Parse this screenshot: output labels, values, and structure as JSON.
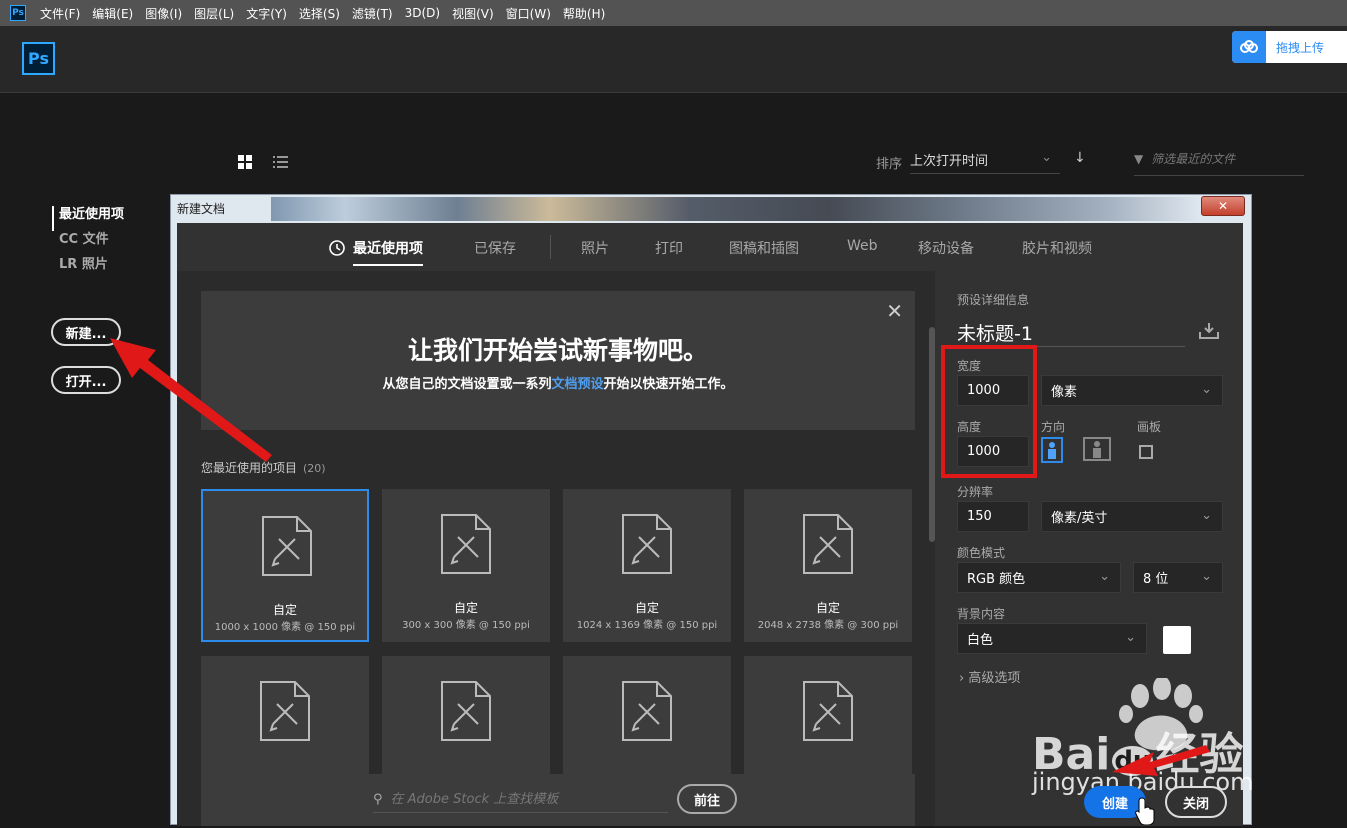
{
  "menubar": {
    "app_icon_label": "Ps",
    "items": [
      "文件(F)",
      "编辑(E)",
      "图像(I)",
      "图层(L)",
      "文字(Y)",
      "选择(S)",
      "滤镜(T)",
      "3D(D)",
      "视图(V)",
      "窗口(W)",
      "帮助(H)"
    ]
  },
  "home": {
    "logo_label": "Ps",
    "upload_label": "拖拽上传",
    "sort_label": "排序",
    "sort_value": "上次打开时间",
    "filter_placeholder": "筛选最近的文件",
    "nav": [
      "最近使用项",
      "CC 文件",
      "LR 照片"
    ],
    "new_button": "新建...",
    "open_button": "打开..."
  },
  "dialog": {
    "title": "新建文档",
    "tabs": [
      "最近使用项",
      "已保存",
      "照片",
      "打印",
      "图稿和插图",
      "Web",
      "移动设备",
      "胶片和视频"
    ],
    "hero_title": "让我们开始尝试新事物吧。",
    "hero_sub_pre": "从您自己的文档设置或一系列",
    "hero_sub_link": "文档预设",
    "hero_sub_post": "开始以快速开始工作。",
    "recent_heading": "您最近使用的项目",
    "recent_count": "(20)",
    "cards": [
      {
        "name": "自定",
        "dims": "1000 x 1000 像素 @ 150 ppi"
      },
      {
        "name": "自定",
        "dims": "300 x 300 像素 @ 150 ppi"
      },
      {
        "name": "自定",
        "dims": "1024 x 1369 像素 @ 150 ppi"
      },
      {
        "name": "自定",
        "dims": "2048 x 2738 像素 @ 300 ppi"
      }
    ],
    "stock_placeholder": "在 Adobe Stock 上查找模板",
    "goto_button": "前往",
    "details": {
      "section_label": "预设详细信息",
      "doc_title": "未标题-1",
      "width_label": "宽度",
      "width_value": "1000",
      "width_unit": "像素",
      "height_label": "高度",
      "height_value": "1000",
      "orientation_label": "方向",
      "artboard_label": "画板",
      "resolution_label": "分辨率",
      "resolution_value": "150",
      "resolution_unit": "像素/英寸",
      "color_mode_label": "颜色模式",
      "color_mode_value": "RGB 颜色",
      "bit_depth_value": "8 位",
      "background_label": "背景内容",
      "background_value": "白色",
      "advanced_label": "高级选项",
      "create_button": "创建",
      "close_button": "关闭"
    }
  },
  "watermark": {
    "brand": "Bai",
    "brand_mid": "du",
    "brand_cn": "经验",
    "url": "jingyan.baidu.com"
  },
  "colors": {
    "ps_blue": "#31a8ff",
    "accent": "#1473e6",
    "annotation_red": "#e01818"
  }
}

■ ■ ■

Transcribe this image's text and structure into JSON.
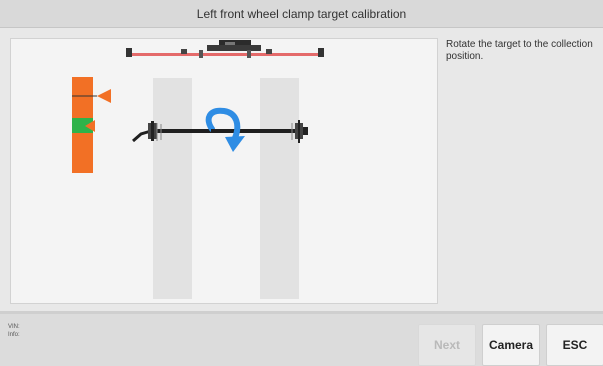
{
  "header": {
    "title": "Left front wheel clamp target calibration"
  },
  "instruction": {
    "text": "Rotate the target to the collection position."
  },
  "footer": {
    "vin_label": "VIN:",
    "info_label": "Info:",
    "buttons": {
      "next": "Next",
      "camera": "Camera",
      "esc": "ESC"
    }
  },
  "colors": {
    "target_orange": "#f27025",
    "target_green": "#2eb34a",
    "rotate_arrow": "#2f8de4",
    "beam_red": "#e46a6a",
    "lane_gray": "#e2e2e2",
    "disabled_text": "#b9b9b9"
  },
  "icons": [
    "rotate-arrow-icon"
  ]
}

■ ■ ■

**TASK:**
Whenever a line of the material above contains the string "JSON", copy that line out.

**EXPECTED ANSWER:**
Parse this screenshot: output labels, values, and structure as JSON.
Transcribe this image's text and structure into JSON.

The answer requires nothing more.